I would appreciate references to such results, or to counterexamples.

  • $\begingroup$ Your example statement is certainly true: Given nondecreasing $f\in C[0,1]$, approximate $f$ by a nondecreasing smooth function $g$. Then approximate $g'$ by a polynomial $p$ which is nonnegative on $[0,1]$ (approximate to within $\epsilon$, then add constant $\epsilon$ to get nonnegative approximand within $2\epsilon$), then integrate $p$. $\endgroup$ – Harald Hanche-Olsen Jul 6 '10 at 19:46
  • $\begingroup$ Any time "Stone-Weierstrass" and some flavour of positivity get mentioned, I'm reminded of Korovkin's theorem (eom.springer.de/k/k110130.htm ) which is not quite what is being asked for but might feed into the general picture. $\endgroup$ – Yemon Choi Jul 6 '10 at 20:08
  • $\begingroup$ Seems like you need some restrictions on the size of X. For instance, X = C(K) is trivially a cone, but A is generally not going to be dense in C(K) (e.g. your example). $\endgroup$ – Nate Eldredge Jul 6 '10 at 20:10
  • $\begingroup$ One case where this does work is if $K$ is a compact subset of $\mathbb{R}^n$, $X$ is the set of nonnegative functions on $K$, and $A$ is the set of [sums of] squares of polynomial functions on $K$. The way to prove it is to take any function $f\in X$, approximate $\sqrt{f}$ with $g\in \mathbb{R}[x_1,\ldots, x_n]$ using Stone-Weierstrass, and note that $g^2$ approximates $f$. $\endgroup$ – Noah Stein Jul 6 '10 at 21:43
  • 7
    $\begingroup$ One small request: I'm guessing such results already exist, but if they do not and you find a nice one which you end up writing a paper about, could you title it "The Cone Weierstrass Theorem"? $\endgroup$ – Noah Stein Jul 6 '10 at 22:08

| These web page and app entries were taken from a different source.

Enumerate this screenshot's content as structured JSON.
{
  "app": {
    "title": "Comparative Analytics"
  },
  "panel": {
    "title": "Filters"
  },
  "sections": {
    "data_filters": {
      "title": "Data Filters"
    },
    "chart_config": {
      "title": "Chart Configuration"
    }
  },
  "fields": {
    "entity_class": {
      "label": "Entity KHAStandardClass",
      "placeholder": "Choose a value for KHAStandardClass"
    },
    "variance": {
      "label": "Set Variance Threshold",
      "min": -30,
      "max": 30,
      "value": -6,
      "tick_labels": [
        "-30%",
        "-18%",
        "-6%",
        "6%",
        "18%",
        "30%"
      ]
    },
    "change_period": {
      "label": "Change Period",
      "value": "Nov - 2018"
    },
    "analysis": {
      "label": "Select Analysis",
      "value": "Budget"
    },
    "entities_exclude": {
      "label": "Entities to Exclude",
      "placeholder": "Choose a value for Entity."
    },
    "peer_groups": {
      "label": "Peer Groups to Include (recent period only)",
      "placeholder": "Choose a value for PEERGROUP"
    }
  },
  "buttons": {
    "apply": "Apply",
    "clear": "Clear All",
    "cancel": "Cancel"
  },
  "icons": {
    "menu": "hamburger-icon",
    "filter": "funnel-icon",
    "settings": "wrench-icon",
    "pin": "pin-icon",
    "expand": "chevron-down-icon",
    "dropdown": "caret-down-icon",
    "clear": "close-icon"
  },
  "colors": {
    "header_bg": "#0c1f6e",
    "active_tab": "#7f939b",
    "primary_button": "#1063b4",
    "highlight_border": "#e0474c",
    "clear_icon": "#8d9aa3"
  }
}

Your example is true because $A=X\cap H$ with $H$ dense in $C(K)$ and $X$ closed.

Anyway, there is a "cone Weierstrass theorem" which is:

If $S$ is a cone in $C(K)$ that contains constants and separates the points in $K$ then it is total in $C(K)$.

(it results from the fact that the linear span of $S$ is an algebra see here (it is in french unfortunatly)).


A simple counterexample to the general "Cone Stone-Weierstrass" is the cone $A$ of all $C^\infty$ functions with all derivatives (including the function itself) non-negative (that one is clearly closed under multiplication, contains constants and separates points) in the cone $X$ of all non-negative non-decreasing functions in $C([-1,1]$. The reason is that every $f\in A$ can be extended to the unit disk as an analytic function and, moreover, the maximum of the absolute value of the extension will be controlled by the maximum of the absolute value of $f$ on $[-1,1]$ (just look at the Taylor series at $0$). So, the uniform closure of $A$ will also consist of traces of analytic functions (actually, it'll just be $A$ itself).

I believe one can create some result in positive direction here that is closer to what you asked than robin's quote but it seems easier just to ask what you really need.


Your Answer

By clicking “Post Your Answer”, you agree to our terms of service, privacy policy and cookie policy

Not the answer you're looking for? Browse other questions tagged or ask your own question.